PROBLEM DETAILS: Copy the listing in full and exactly, omitting its images.

*** Block opens ***

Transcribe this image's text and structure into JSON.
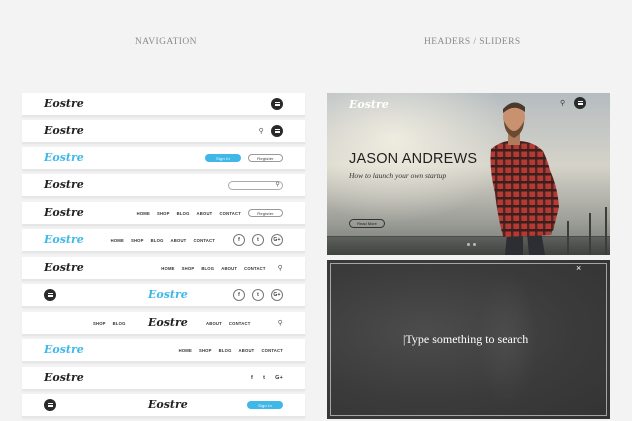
{
  "sections": {
    "navigation": "NAVIGATION",
    "headers": "HEADERS / SLIDERS"
  },
  "logo": "Eostre",
  "nav": {
    "home": "HOME",
    "shop": "SHOP",
    "blog": "BLOG",
    "about": "ABOUT",
    "contact": "CONTACT",
    "sign_in": "Sign In",
    "register": "Register"
  },
  "social": {
    "facebook": "f",
    "twitter": "t",
    "google": "G+"
  },
  "hero": {
    "name": "JASON ANDREWS",
    "subtitle": "How to launch your own startup",
    "read_more": "Read More"
  },
  "search_overlay": {
    "placeholder": "Type something to search",
    "close": "×"
  },
  "colors": {
    "accent": "#3fb8e8",
    "dark": "#2a2a2a",
    "overlay": "#3b3b3b"
  }
}
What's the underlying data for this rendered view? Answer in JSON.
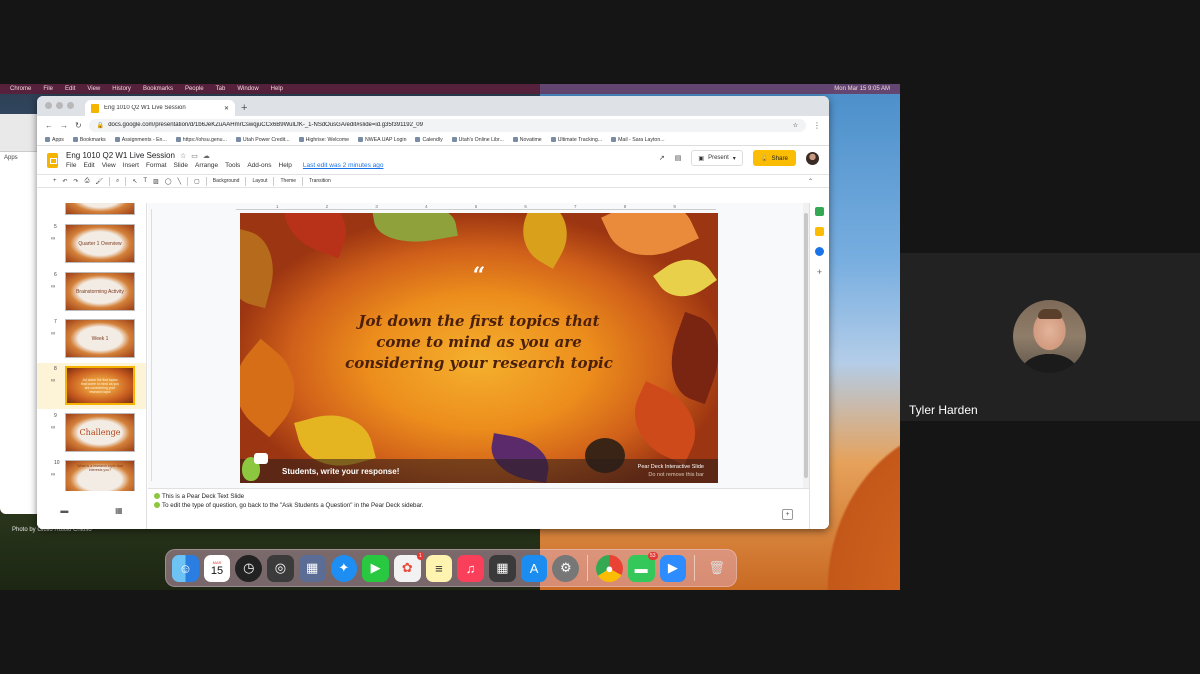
{
  "menubar": {
    "items": [
      "Chrome",
      "File",
      "Edit",
      "View",
      "History",
      "Bookmarks",
      "People",
      "Tab",
      "Window",
      "Help"
    ],
    "clock": "Mon Mar 15  9:05 AM"
  },
  "background_window": {
    "apps_label": "Apps"
  },
  "photo_credit": "Photo by Giulio Rosso Chioso",
  "browser": {
    "tab_title": "Eng 1010 Q2 W1 Live Session",
    "new_tab": "+",
    "url": "docs.google.com/presentation/d/1b6JeKZuAAHmrCswqjuCCx6B9WulLfK-_1-NSdOusGA/edit#slide=id.g35f391192_09",
    "bookmarks": [
      "Apps",
      "Bookmarks",
      "Assignments - En...",
      "https://ohsu.genu...",
      "Utah Power Credit...",
      "Highrise: Welcome",
      "NWEA UAP Login",
      "Calendly",
      "Utah's Online Libr...",
      "Novatime",
      "Ultimate Tracking...",
      "Mail - Sara Layton..."
    ]
  },
  "slides_app": {
    "doc_title": "Eng 1010 Q2 W1 Live Session",
    "menus": [
      "File",
      "Edit",
      "View",
      "Insert",
      "Format",
      "Slide",
      "Arrange",
      "Tools",
      "Add-ons",
      "Help"
    ],
    "last_edit": "Last edit was 2 minutes ago",
    "present_label": "Present",
    "share_label": "Share",
    "toolbar_text": [
      "Background",
      "Layout",
      "Theme",
      "Transition"
    ],
    "ruler_ticks": [
      "1",
      "2",
      "3",
      "4",
      "5",
      "6",
      "7",
      "8",
      "9"
    ]
  },
  "filmstrip": {
    "slides": [
      {
        "num": "",
        "text": ""
      },
      {
        "num": "5",
        "text": "Quarter 1 Overview"
      },
      {
        "num": "6",
        "text": "Brainstorming Activity"
      },
      {
        "num": "7",
        "text": "Week 1"
      },
      {
        "num": "8",
        "text": "Jot down the first topics that come to mind as you are considering your research topic"
      },
      {
        "num": "9",
        "text": "Challenge"
      },
      {
        "num": "10",
        "text": "What is a research topic that interests you?"
      },
      {
        "num": "11",
        "text": ""
      }
    ],
    "selected_index": 4
  },
  "slide": {
    "quote_mark": "“",
    "prompt": "Jot down the first topics that come to mind as you are considering your research topic",
    "peardeck_bar_text": "Students, write your response!",
    "peardeck_label": "Pear Deck Interactive Slide",
    "peardeck_sub": "Do not remove this bar"
  },
  "notes": {
    "line1": "This is a Pear Deck Text Slide",
    "line2": "To edit the type of question, go back to the \"Ask Students a Question\" in the Pear Deck sidebar."
  },
  "dock": {
    "calendar_month": "MAR",
    "calendar_day": "15",
    "photos_badge": "1",
    "messages_badge": "53"
  },
  "participant": {
    "name": "Tyler Harden"
  },
  "colors": {
    "accent_yellow": "#fbbc04",
    "peardeck_green": "#8dc63f",
    "slide_orange": "#ec8d1c",
    "link_blue": "#1a73e8"
  }
}
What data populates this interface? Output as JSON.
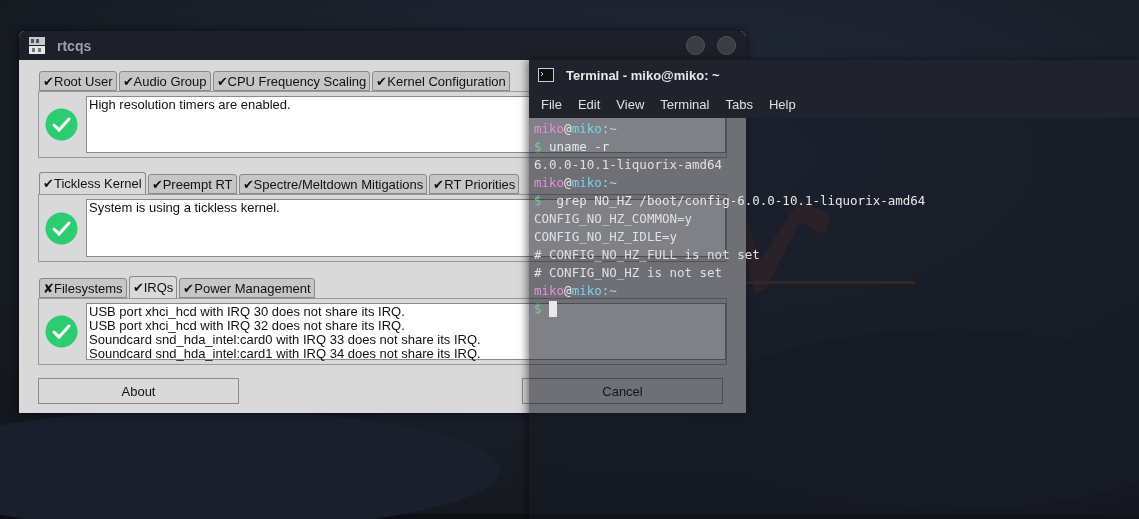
{
  "rtcqs_window": {
    "title": "rtcqs",
    "groups": [
      {
        "tabs": [
          {
            "label": "✔Root User",
            "selected": false
          },
          {
            "label": "✔Audio Group",
            "selected": false
          },
          {
            "label": "✔CPU Frequency Scaling",
            "selected": false
          },
          {
            "label": "✔Kernel Configuration",
            "selected": false
          }
        ],
        "ok": true,
        "messages": [
          "High resolution timers are enabled."
        ]
      },
      {
        "tabs": [
          {
            "label": "✔Tickless Kernel",
            "selected": true
          },
          {
            "label": "✔Preempt RT",
            "selected": false
          },
          {
            "label": "✔Spectre/Meltdown Mitigations",
            "selected": false
          },
          {
            "label": "✔RT Priorities",
            "selected": false
          }
        ],
        "ok": true,
        "messages": [
          "System is using a tickless kernel."
        ]
      },
      {
        "tabs": [
          {
            "label": "✘Filesystems",
            "selected": false
          },
          {
            "label": "✔IRQs",
            "selected": true
          },
          {
            "label": "✔Power Management",
            "selected": false
          }
        ],
        "ok": true,
        "messages": [
          "USB port xhci_hcd with IRQ 30 does not share its IRQ.",
          "USB port xhci_hcd with IRQ 32 does not share its IRQ.",
          "Soundcard snd_hda_intel:card0 with IRQ 33 does not share its IRQ.",
          "Soundcard snd_hda_intel:card1 with IRQ 34 does not share its IRQ."
        ]
      }
    ],
    "buttons": [
      "About",
      "Cancel"
    ]
  },
  "terminal_window": {
    "title": "Terminal - miko@miko: ~",
    "menu": [
      "File",
      "Edit",
      "View",
      "Terminal",
      "Tabs",
      "Help"
    ],
    "lines": [
      {
        "kind": "prompt",
        "user": "miko",
        "at": "@",
        "host": "miko",
        "path": ":~"
      },
      {
        "kind": "command",
        "sign": "$",
        "text": "uname -r"
      },
      {
        "kind": "output",
        "text": "6.0.0-10.1-liquorix-amd64"
      },
      {
        "kind": "prompt",
        "user": "miko",
        "at": "@",
        "host": "miko",
        "path": ":~"
      },
      {
        "kind": "command",
        "sign": "$",
        "text": " grep NO_HZ /boot/config-6.0.0-10.1-liquorix-amd64"
      },
      {
        "kind": "output",
        "text": "CONFIG_NO_HZ_COMMON=y"
      },
      {
        "kind": "output",
        "text": "CONFIG_NO_HZ_IDLE=y"
      },
      {
        "kind": "output",
        "text": "# CONFIG_NO_HZ_FULL is not set"
      },
      {
        "kind": "output",
        "text": "# CONFIG_NO_HZ is not set"
      },
      {
        "kind": "prompt",
        "user": "miko",
        "at": "@",
        "host": "miko",
        "path": ":~"
      },
      {
        "kind": "command",
        "sign": "$",
        "cursor": true
      }
    ]
  }
}
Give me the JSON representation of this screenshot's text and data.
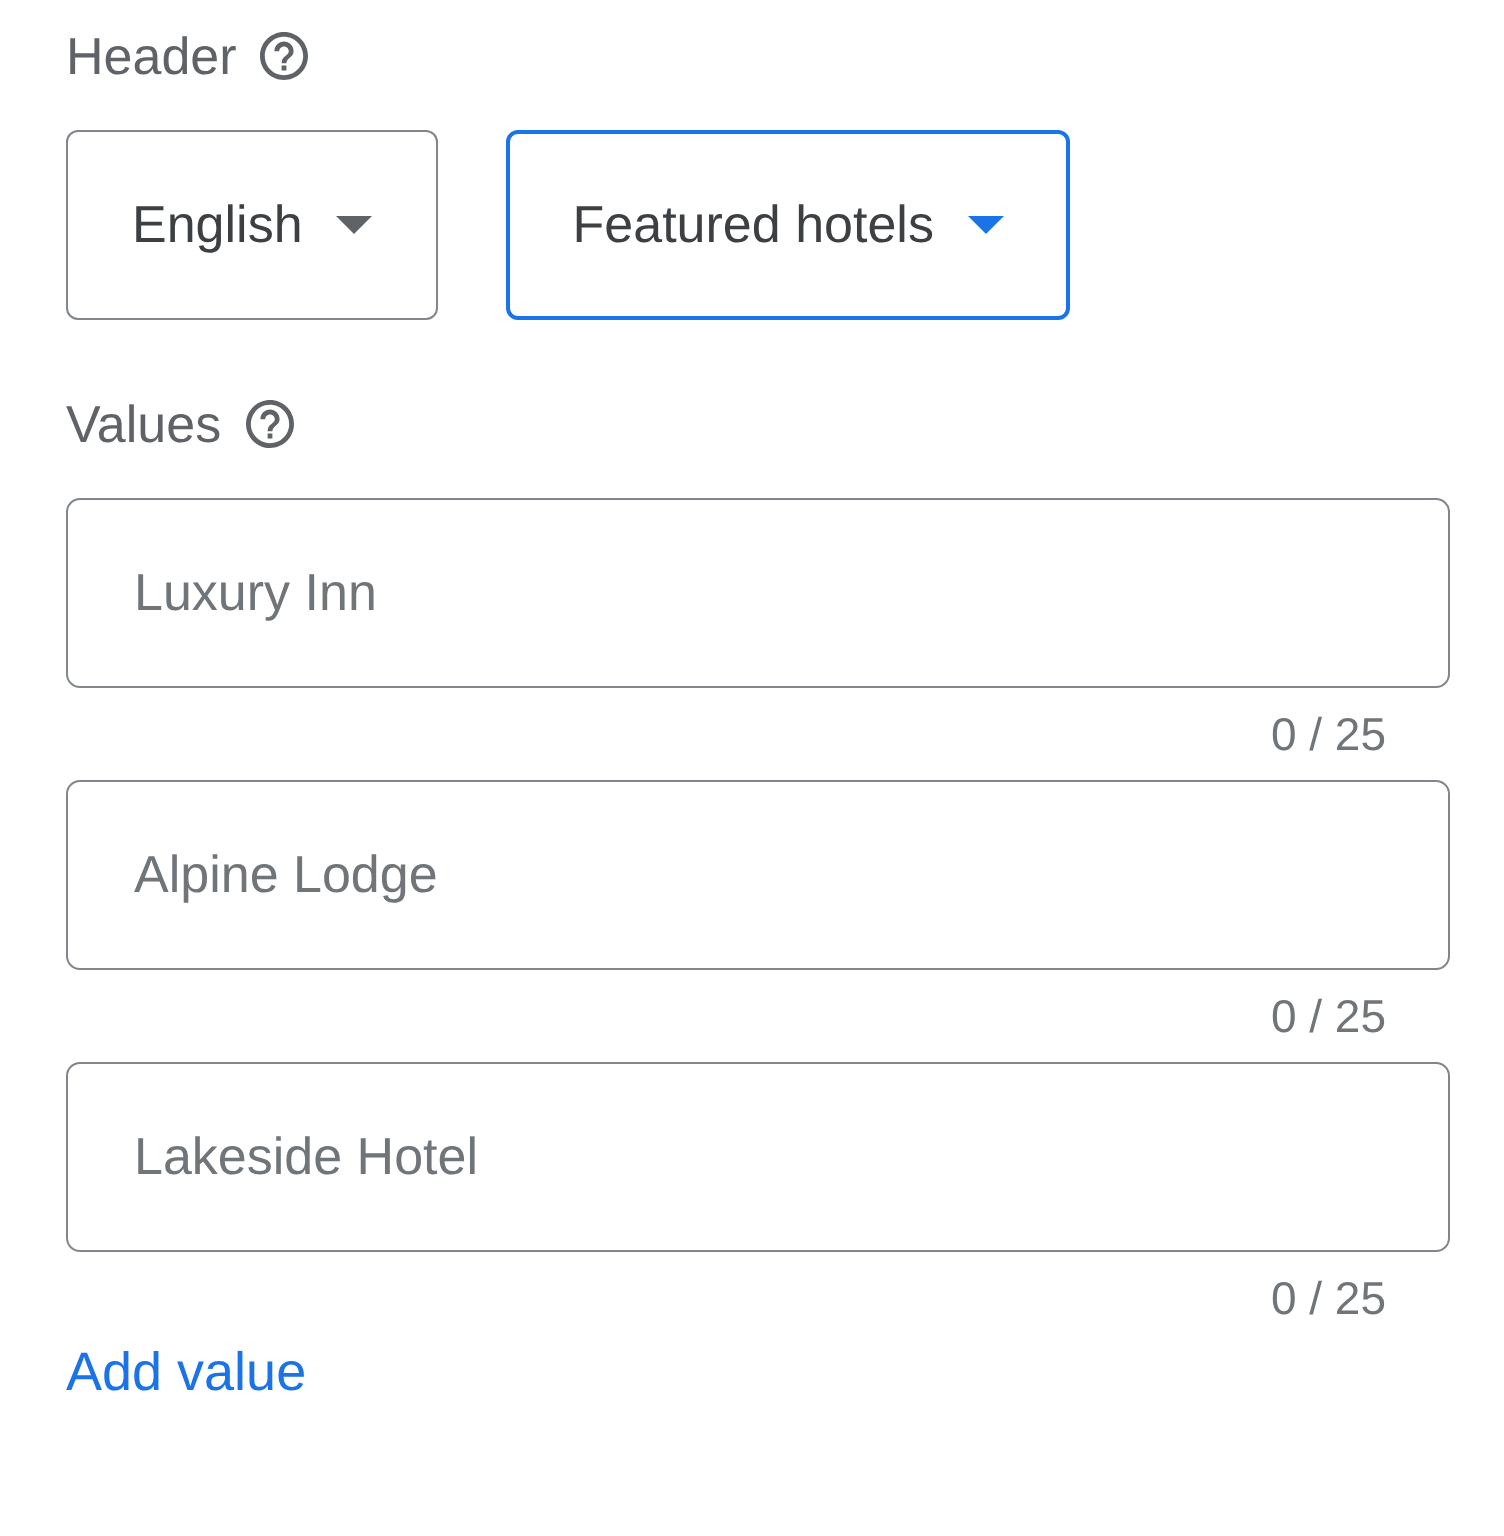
{
  "header": {
    "label": "Header",
    "dropdowns": [
      {
        "value": "English",
        "focused": false
      },
      {
        "value": "Featured hotels",
        "focused": true
      }
    ]
  },
  "values": {
    "label": "Values",
    "fields": [
      {
        "placeholder": "Luxury Inn",
        "counter": "0 / 25"
      },
      {
        "placeholder": "Alpine Lodge",
        "counter": "0 / 25"
      },
      {
        "placeholder": "Lakeside Hotel",
        "counter": "0 / 25"
      }
    ]
  },
  "add_button": {
    "label": "Add value"
  }
}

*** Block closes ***

RESPONSE:
Transcribe this image's text and structure into JSON.
{
  "sections": {
    "navigation": "NAVIGATION",
    "headers": "HEADERS / SLIDERS"
  },
  "logo": "Eostre",
  "nav": {
    "home": "HOME",
    "shop": "SHOP",
    "blog": "BLOG",
    "about": "ABOUT",
    "contact": "CONTACT",
    "sign_in": "Sign In",
    "register": "Register"
  },
  "social": {
    "facebook": "f",
    "twitter": "t",
    "google": "G+"
  },
  "hero": {
    "name": "JASON ANDREWS",
    "subtitle": "How to launch your own startup",
    "read_more": "Read More"
  },
  "search_overlay": {
    "placeholder": "Type something to search",
    "close": "×"
  },
  "colors": {
    "accent": "#3fb8e8",
    "dark": "#2a2a2a",
    "overlay": "#3b3b3b"
  }
}
What's the underlying data for this rendered view? Answer in JSON.
{
  "menubar": {
    "items": [
      "Chrome",
      "File",
      "Edit",
      "View",
      "History",
      "Bookmarks",
      "People",
      "Tab",
      "Window",
      "Help"
    ],
    "clock": "Mon Mar 15  9:05 AM"
  },
  "background_window": {
    "apps_label": "Apps"
  },
  "photo_credit": "Photo by Giulio Rosso Chioso",
  "browser": {
    "tab_title": "Eng 1010 Q2 W1 Live Session",
    "new_tab": "+",
    "url": "docs.google.com/presentation/d/1b6JeKZuAAHmrCswqjuCCx6B9WulLfK-_1-NSdOusGA/edit#slide=id.g35f391192_09",
    "bookmarks": [
      "Apps",
      "Bookmarks",
      "Assignments - En...",
      "https://ohsu.genu...",
      "Utah Power Credit...",
      "Highrise: Welcome",
      "NWEA UAP Login",
      "Calendly",
      "Utah's Online Libr...",
      "Novatime",
      "Ultimate Tracking...",
      "Mail - Sara Layton..."
    ]
  },
  "slides_app": {
    "doc_title": "Eng 1010 Q2 W1 Live Session",
    "menus": [
      "File",
      "Edit",
      "View",
      "Insert",
      "Format",
      "Slide",
      "Arrange",
      "Tools",
      "Add-ons",
      "Help"
    ],
    "last_edit": "Last edit was 2 minutes ago",
    "present_label": "Present",
    "share_label": "Share",
    "toolbar_text": [
      "Background",
      "Layout",
      "Theme",
      "Transition"
    ],
    "ruler_ticks": [
      "1",
      "2",
      "3",
      "4",
      "5",
      "6",
      "7",
      "8",
      "9"
    ]
  },
  "filmstrip": {
    "slides": [
      {
        "num": "",
        "text": ""
      },
      {
        "num": "5",
        "text": "Quarter 1 Overview"
      },
      {
        "num": "6",
        "text": "Brainstorming Activity"
      },
      {
        "num": "7",
        "text": "Week 1"
      },
      {
        "num": "8",
        "text": "Jot down the first topics that come to mind as you are considering your research topic"
      },
      {
        "num": "9",
        "text": "Challenge"
      },
      {
        "num": "10",
        "text": "What is a research topic that interests you?"
      },
      {
        "num": "11",
        "text": ""
      }
    ],
    "selected_index": 4
  },
  "slide": {
    "quote_mark": "“",
    "prompt": "Jot down the first topics that come to mind as you are considering your research topic",
    "peardeck_bar_text": "Students, write your response!",
    "peardeck_label": "Pear Deck Interactive Slide",
    "peardeck_sub": "Do not remove this bar"
  },
  "notes": {
    "line1": "This is a Pear Deck Text Slide",
    "line2": "To edit the type of question, go back to the \"Ask Students a Question\" in the Pear Deck sidebar."
  },
  "dock": {
    "calendar_month": "MAR",
    "calendar_day": "15",
    "photos_badge": "1",
    "messages_badge": "53"
  },
  "participant": {
    "name": "Tyler Harden"
  },
  "colors": {
    "accent_yellow": "#fbbc04",
    "peardeck_green": "#8dc63f",
    "slide_orange": "#ec8d1c",
    "link_blue": "#1a73e8"
  }
}
What data populates this interface? Output as JSON.
{
  "rtcqs_window": {
    "title": "rtcqs",
    "groups": [
      {
        "tabs": [
          {
            "label": "✔Root User",
            "selected": false
          },
          {
            "label": "✔Audio Group",
            "selected": false
          },
          {
            "label": "✔CPU Frequency Scaling",
            "selected": false
          },
          {
            "label": "✔Kernel Configuration",
            "selected": false
          }
        ],
        "ok": true,
        "messages": [
          "High resolution timers are enabled."
        ]
      },
      {
        "tabs": [
          {
            "label": "✔Tickless Kernel",
            "selected": true
          },
          {
            "label": "✔Preempt RT",
            "selected": false
          },
          {
            "label": "✔Spectre/Meltdown Mitigations",
            "selected": false
          },
          {
            "label": "✔RT Priorities",
            "selected": false
          }
        ],
        "ok": true,
        "messages": [
          "System is using a tickless kernel."
        ]
      },
      {
        "tabs": [
          {
            "label": "✘Filesystems",
            "selected": false
          },
          {
            "label": "✔IRQs",
            "selected": true
          },
          {
            "label": "✔Power Management",
            "selected": false
          }
        ],
        "ok": true,
        "messages": [
          "USB port xhci_hcd with IRQ 30 does not share its IRQ.",
          "USB port xhci_hcd with IRQ 32 does not share its IRQ.",
          "Soundcard snd_hda_intel:card0 with IRQ 33 does not share its IRQ.",
          "Soundcard snd_hda_intel:card1 with IRQ 34 does not share its IRQ."
        ]
      }
    ],
    "buttons": [
      "About",
      "Cancel"
    ]
  },
  "terminal_window": {
    "title": "Terminal - miko@miko: ~",
    "menu": [
      "File",
      "Edit",
      "View",
      "Terminal",
      "Tabs",
      "Help"
    ],
    "lines": [
      {
        "kind": "prompt",
        "user": "miko",
        "at": "@",
        "host": "miko",
        "path": ":~"
      },
      {
        "kind": "command",
        "sign": "$",
        "text": "uname -r"
      },
      {
        "kind": "output",
        "text": "6.0.0-10.1-liquorix-amd64"
      },
      {
        "kind": "prompt",
        "user": "miko",
        "at": "@",
        "host": "miko",
        "path": ":~"
      },
      {
        "kind": "command",
        "sign": "$",
        "text": " grep NO_HZ /boot/config-6.0.0-10.1-liquorix-amd64"
      },
      {
        "kind": "output",
        "text": "CONFIG_NO_HZ_COMMON=y"
      },
      {
        "kind": "output",
        "text": "CONFIG_NO_HZ_IDLE=y"
      },
      {
        "kind": "output",
        "text": "# CONFIG_NO_HZ_FULL is not set"
      },
      {
        "kind": "output",
        "text": "# CONFIG_NO_HZ is not set"
      },
      {
        "kind": "prompt",
        "user": "miko",
        "at": "@",
        "host": "miko",
        "path": ":~"
      },
      {
        "kind": "command",
        "sign": "$",
        "cursor": true
      }
    ]
  }
}
Give me the JSON representation of this screenshot's text and data.
{
  "header": {
    "label": "Header",
    "dropdowns": [
      {
        "value": "English",
        "focused": false
      },
      {
        "value": "Featured hotels",
        "focused": true
      }
    ]
  },
  "values": {
    "label": "Values",
    "fields": [
      {
        "placeholder": "Luxury Inn",
        "counter": "0 / 25"
      },
      {
        "placeholder": "Alpine Lodge",
        "counter": "0 / 25"
      },
      {
        "placeholder": "Lakeside Hotel",
        "counter": "0 / 25"
      }
    ]
  },
  "add_button": {
    "label": "Add value"
  }
}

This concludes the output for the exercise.